Data extracted from a collection
══════════════════════════════
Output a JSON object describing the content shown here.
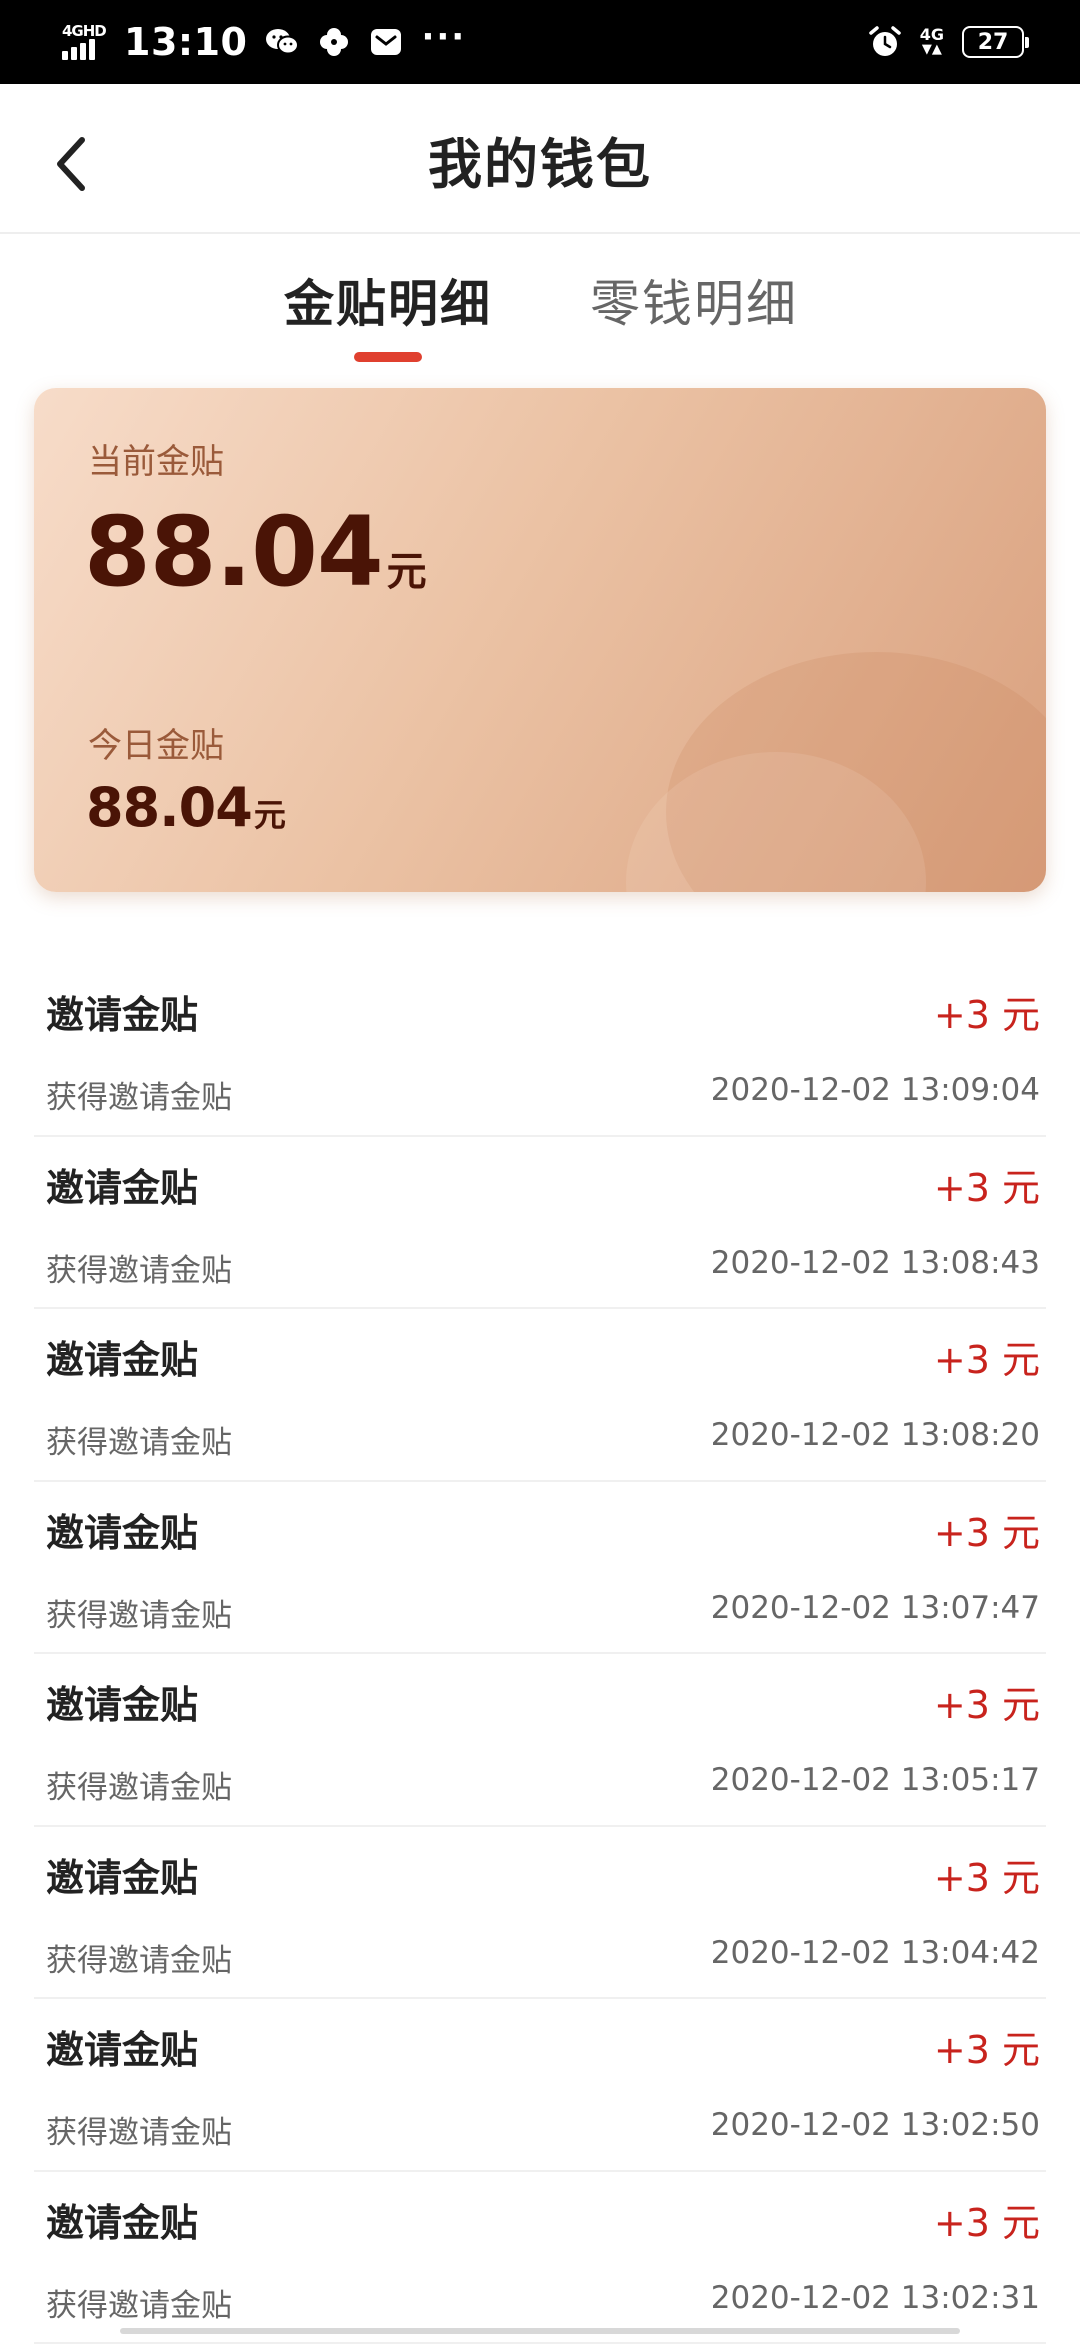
{
  "status_bar": {
    "network_left": "4GHD",
    "time": "13:10",
    "more": "···",
    "network_right": "4G",
    "battery": "27"
  },
  "header": {
    "title": "我的钱包"
  },
  "tabs": [
    {
      "label": "金贴明细",
      "active": true
    },
    {
      "label": "零钱明细",
      "active": false
    }
  ],
  "card": {
    "current_label": "当前金贴",
    "current_amount": "88.04",
    "current_unit": "元",
    "today_label": "今日金贴",
    "today_amount": "88.04",
    "today_unit": "元"
  },
  "records": [
    {
      "title": "邀请金贴",
      "amount": "+3 元",
      "desc": "获得邀请金贴",
      "time": "2020-12-02 13:09:04"
    },
    {
      "title": "邀请金贴",
      "amount": "+3 元",
      "desc": "获得邀请金贴",
      "time": "2020-12-02 13:08:43"
    },
    {
      "title": "邀请金贴",
      "amount": "+3 元",
      "desc": "获得邀请金贴",
      "time": "2020-12-02 13:08:20"
    },
    {
      "title": "邀请金贴",
      "amount": "+3 元",
      "desc": "获得邀请金贴",
      "time": "2020-12-02 13:07:47"
    },
    {
      "title": "邀请金贴",
      "amount": "+3 元",
      "desc": "获得邀请金贴",
      "time": "2020-12-02 13:05:17"
    },
    {
      "title": "邀请金贴",
      "amount": "+3 元",
      "desc": "获得邀请金贴",
      "time": "2020-12-02 13:04:42"
    },
    {
      "title": "邀请金贴",
      "amount": "+3 元",
      "desc": "获得邀请金贴",
      "time": "2020-12-02 13:02:50"
    },
    {
      "title": "邀请金贴",
      "amount": "+3 元",
      "desc": "获得邀请金贴",
      "time": "2020-12-02 13:02:31"
    }
  ],
  "colors": {
    "accent": "#e0402f",
    "amount_text": "#c8231d",
    "card_text": "#4a1406"
  }
}
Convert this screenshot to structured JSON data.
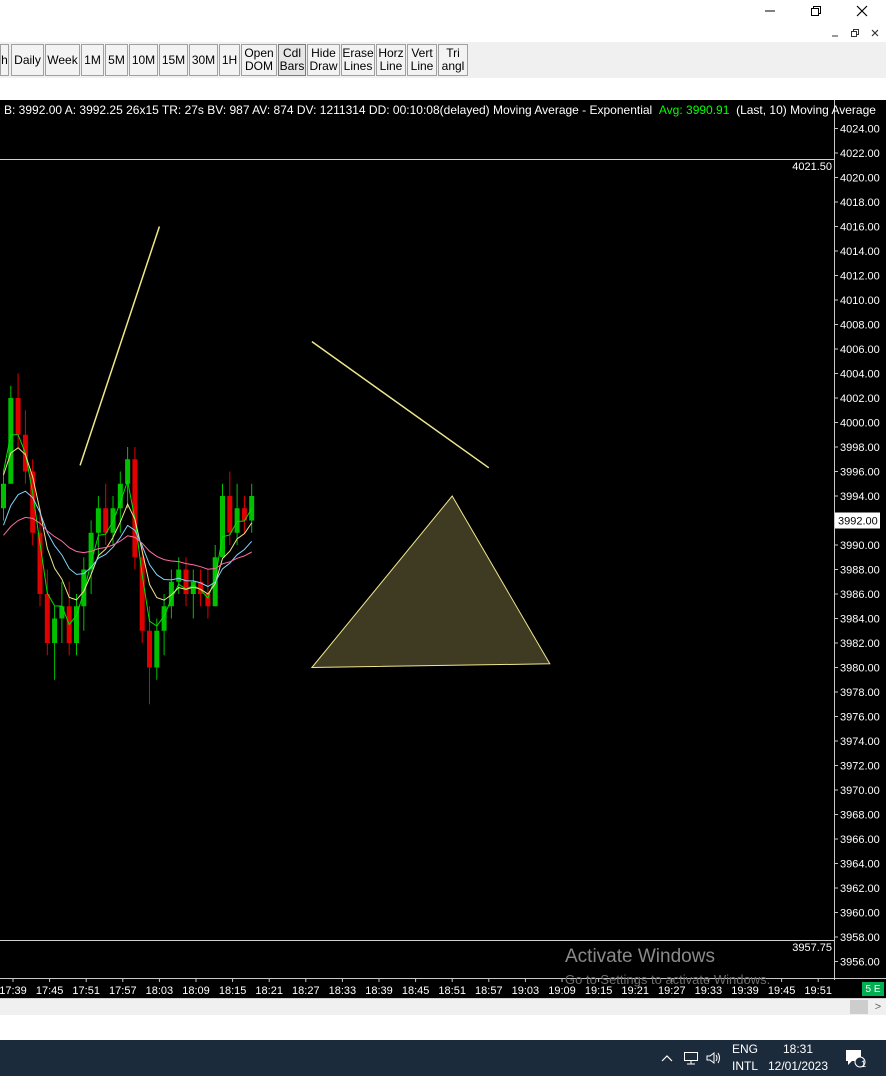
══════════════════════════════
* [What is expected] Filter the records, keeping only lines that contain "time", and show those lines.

* [Answer box]
    "time": "13:10",
      "time": "2020-12-02 13:09:04"
      "time": "2020-12-02 13:08:43"
      "time": "2020-12-02 13:08:20"
      "time": "2020-12-02 13:07:47"
      "time": "2020-12-02 13:05:17"
      "time": "2020-12-02 13:04:42"
      "time": "2020-12-02 13:02:50"
      "time": "2020-12-02 13:02:31"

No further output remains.